29 April (Tuesday)
as published in My Paper
WITH interest rates sliding, now could be a good time to move out of that rental apartment and get your own home.
Taking a home loan at a lower interest rate could translate into paying less than what you fork out in rent now, and getting the property under your name too, said consumer moneylender GE Money, which offers a range of consumer finance products such as personal and car loans, but not home loans.
Speaking to my paper on responsible borrowing in a climate of low interest rates and a strong Singapore dollar, GE Money's chief marketing officer, Mr Alok Kumar, said: 'It does make sense to buy property now because interest rates are low.

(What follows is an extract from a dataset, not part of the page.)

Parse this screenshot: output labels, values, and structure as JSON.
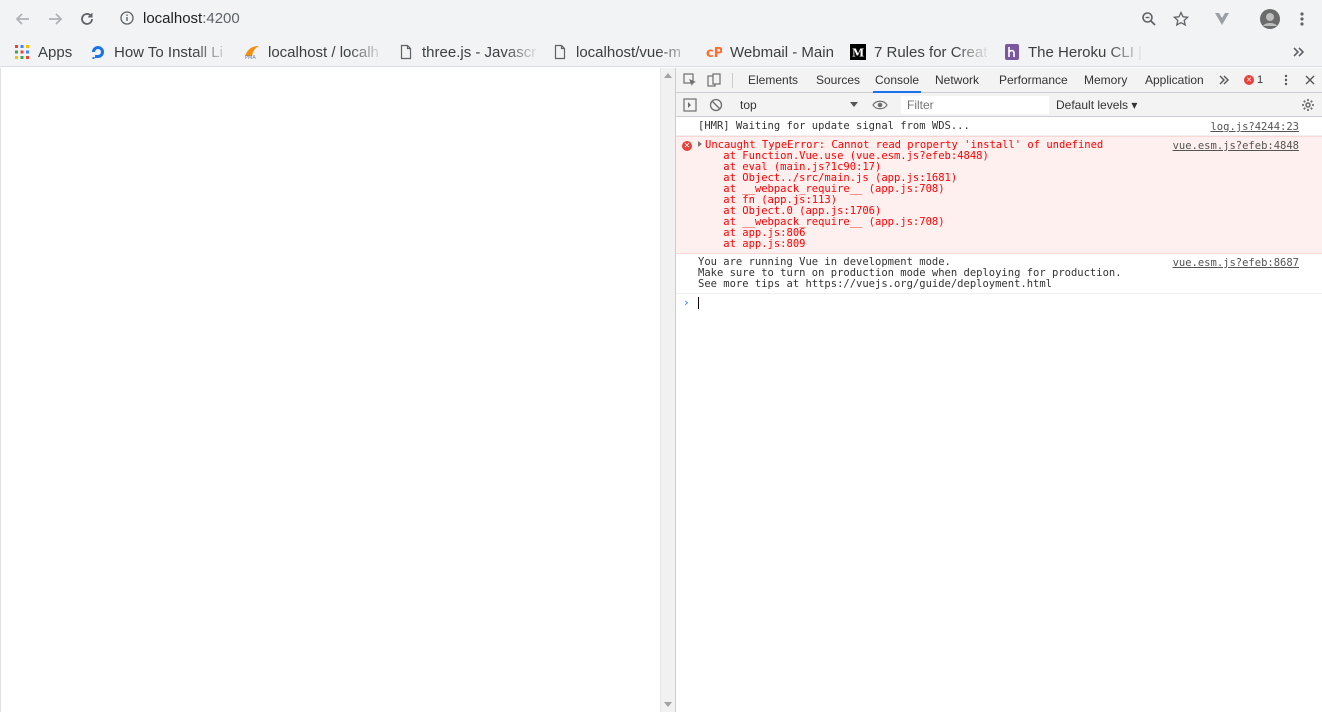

'If you haven't considered taking a housing loan, now is the time to consider that, because cash flow will make better sense today due to the lower interest rate and lower outflow.'

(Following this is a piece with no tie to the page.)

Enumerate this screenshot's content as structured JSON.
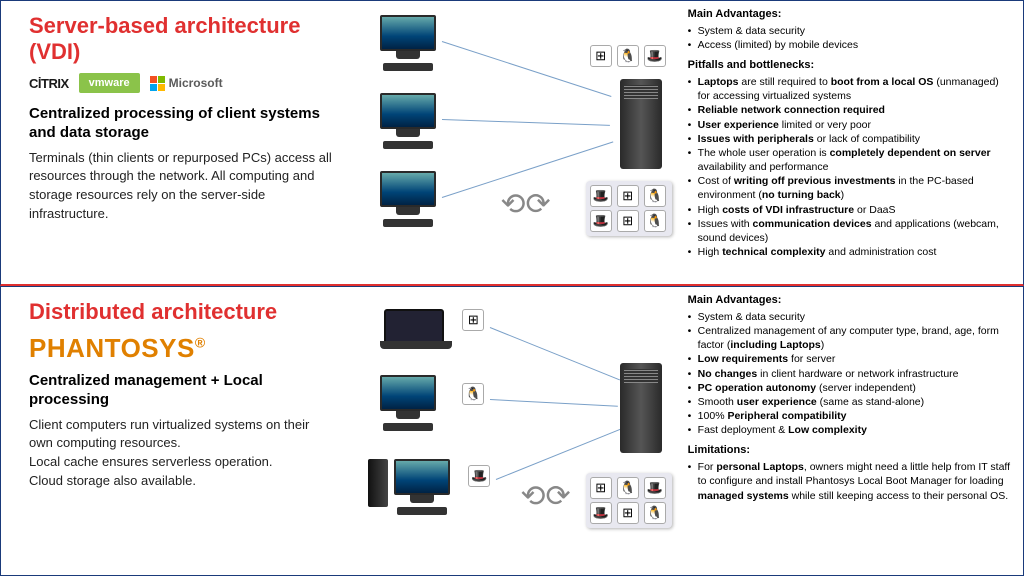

This is an option because the Singapore Inter-bank Offered Rate (Sibor) is on a downward trend, he said. Sibor, the rate at which banks lend to one another, is a key component used in setting home loan rates. It tends to track the United States Federal Reserve funds rate, which has been slashed in recent weeks.

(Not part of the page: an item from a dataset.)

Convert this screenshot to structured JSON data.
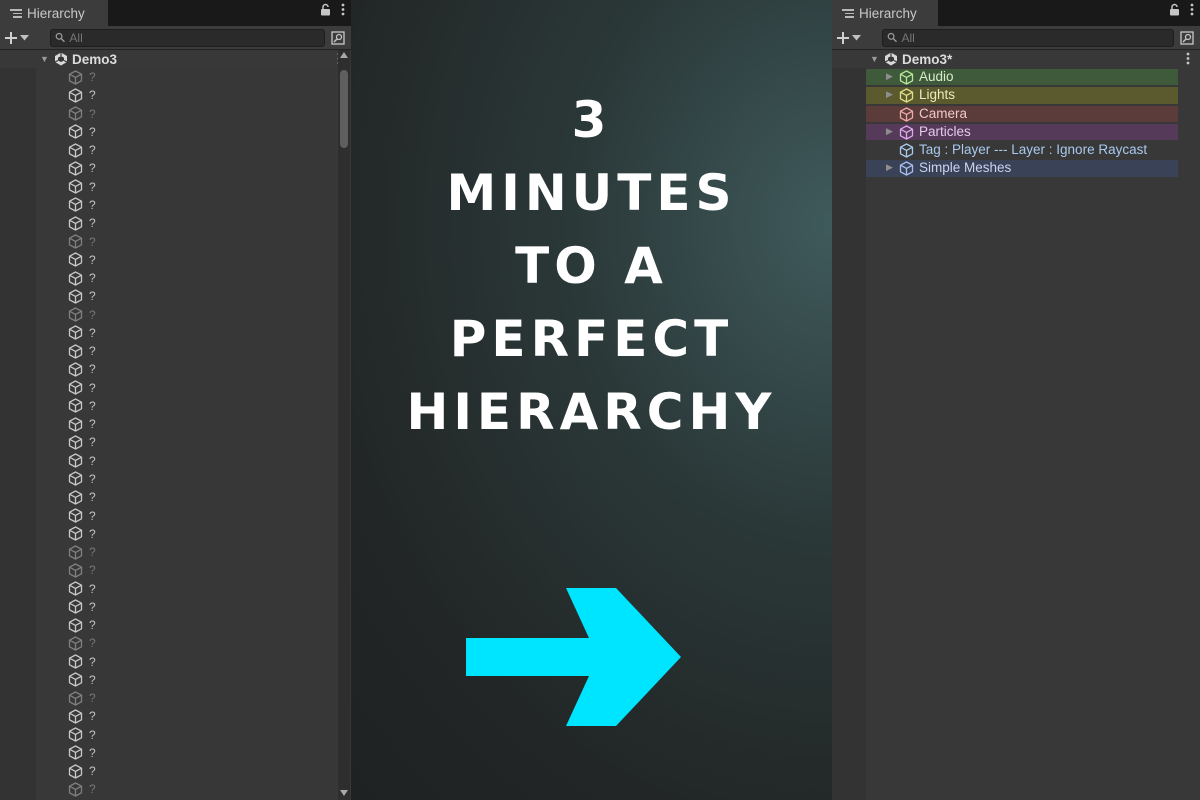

The three-month Sibor has declined by more than one percentage point, from 2.38 per cent at the start of the year to 1.31 per cent at end-March. It dipped even further to just 1.25 per cent last week. Said Dr Chua Hak Bin, a strategist at Deutsche Bank's Private Wealth Management: 'It's an attractive time to borrow. There is still a chance that the interbank rates might move lower because the market expects the Fed to continue cutting rates.'
But GE Money's Mr Kumar said that consumers should also take a long-term view and understand the long-term risks.
He said: 'You can afford a loan today but, if the interest rate goes up four years later, do you see your earnings also going up' Will you be able to service the loan then?'
A DBS spokesman said that with lower interest rates now, customers would benefit from home loan packages that are pegged to benchmarks like Sibor, where it truly reflects the movements in interbank rates.
'However, one would also need to consider the purpose of the purchase,' said the spokesman.
'For example, if the property is meant for owner occupation, then the consumer should take a longer- term view on the housing loan.'
Besides, one does not buy a property just because of low interest rates, said UOB economist Ho Woei Chen.
'You also have to consider other things like housing prices now, and what you think the property market will be like going forward,' she said.
Mrs Lynn Ong, 32, who lives with her husband and three children in a rented house in Upper Thomson, is hoping to buy a house within the next six months, as her rent has just gone up from $3,000 to $5,000 a month.
'Lower interest rates mean I can get the most out of my money. Instead of paying rent, you service a mortgage,' said Mrs Ong, a contract adviser.
'It makes more sense that you put money into something that belongs to you.'
On the stronger Singapore dollar, Mr Kumar believes that investment in shares and funds traded in US dollars would provide higher returns.
'There are no clear low-hanging fruits that you can grab unless it's US dollar-denominated investments,' he said.
'But general prudence about spending and borrowing still prevails even in this environment.'